**The problem**
Check which lines of the entries that follow hold "with", then give the number of those lines and nothing more.

**Input data**
##############################

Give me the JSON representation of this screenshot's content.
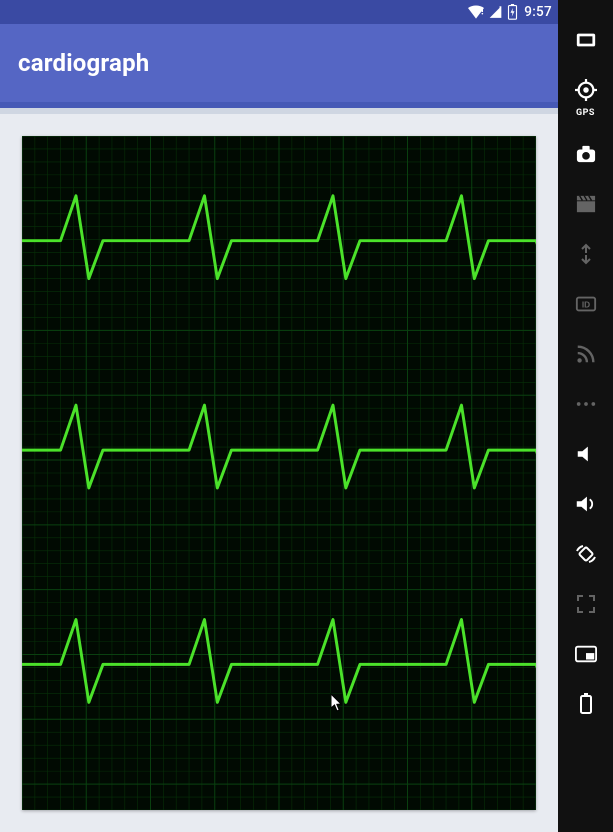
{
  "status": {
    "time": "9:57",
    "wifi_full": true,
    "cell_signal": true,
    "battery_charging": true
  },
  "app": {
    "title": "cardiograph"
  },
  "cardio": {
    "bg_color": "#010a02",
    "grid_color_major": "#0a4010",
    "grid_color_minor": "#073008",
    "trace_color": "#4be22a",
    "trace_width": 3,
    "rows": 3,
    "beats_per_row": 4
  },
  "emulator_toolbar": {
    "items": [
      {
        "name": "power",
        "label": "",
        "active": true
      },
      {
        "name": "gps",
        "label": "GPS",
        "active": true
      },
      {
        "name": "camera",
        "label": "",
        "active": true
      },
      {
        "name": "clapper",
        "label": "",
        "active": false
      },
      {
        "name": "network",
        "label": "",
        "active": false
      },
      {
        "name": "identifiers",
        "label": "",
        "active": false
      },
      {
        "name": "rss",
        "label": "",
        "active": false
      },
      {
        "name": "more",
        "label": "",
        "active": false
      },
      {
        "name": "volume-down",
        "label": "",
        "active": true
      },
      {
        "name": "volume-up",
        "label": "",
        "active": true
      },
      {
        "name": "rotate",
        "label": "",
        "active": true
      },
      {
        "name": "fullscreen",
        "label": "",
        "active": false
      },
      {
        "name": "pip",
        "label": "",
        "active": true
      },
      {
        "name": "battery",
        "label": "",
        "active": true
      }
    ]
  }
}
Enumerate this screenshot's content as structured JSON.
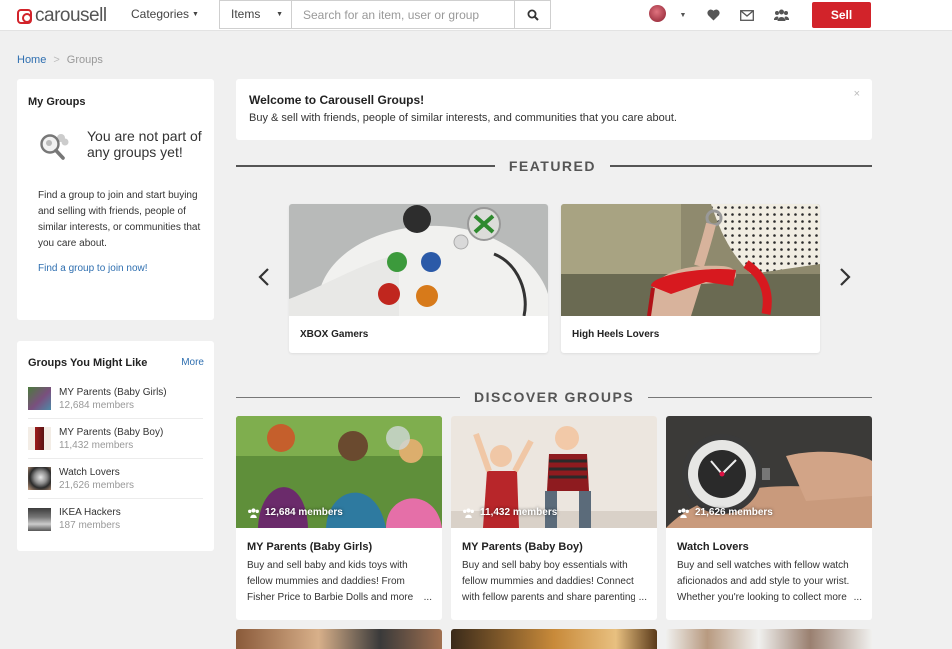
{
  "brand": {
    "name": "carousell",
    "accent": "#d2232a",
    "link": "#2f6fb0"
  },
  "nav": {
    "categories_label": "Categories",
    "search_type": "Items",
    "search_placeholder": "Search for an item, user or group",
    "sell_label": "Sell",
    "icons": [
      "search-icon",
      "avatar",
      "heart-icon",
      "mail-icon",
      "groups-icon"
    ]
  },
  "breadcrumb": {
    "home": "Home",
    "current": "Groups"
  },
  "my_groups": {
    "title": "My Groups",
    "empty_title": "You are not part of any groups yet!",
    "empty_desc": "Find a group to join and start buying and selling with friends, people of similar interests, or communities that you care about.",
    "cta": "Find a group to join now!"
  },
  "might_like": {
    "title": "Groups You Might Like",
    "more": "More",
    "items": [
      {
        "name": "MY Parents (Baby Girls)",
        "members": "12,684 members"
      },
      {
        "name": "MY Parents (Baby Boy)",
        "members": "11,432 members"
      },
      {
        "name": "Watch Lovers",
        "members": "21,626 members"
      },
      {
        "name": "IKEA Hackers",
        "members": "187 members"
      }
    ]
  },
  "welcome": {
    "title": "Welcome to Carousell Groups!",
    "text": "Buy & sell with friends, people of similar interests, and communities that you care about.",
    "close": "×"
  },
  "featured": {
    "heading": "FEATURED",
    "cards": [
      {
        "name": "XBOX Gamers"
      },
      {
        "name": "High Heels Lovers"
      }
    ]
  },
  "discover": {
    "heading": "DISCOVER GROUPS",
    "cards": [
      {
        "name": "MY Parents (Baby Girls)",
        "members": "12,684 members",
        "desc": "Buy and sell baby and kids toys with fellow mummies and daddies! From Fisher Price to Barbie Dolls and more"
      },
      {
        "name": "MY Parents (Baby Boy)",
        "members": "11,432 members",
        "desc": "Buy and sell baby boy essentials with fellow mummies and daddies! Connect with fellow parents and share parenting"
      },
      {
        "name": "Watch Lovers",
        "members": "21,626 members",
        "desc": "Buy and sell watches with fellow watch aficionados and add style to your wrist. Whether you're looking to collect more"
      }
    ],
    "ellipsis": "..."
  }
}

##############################

**Output**
5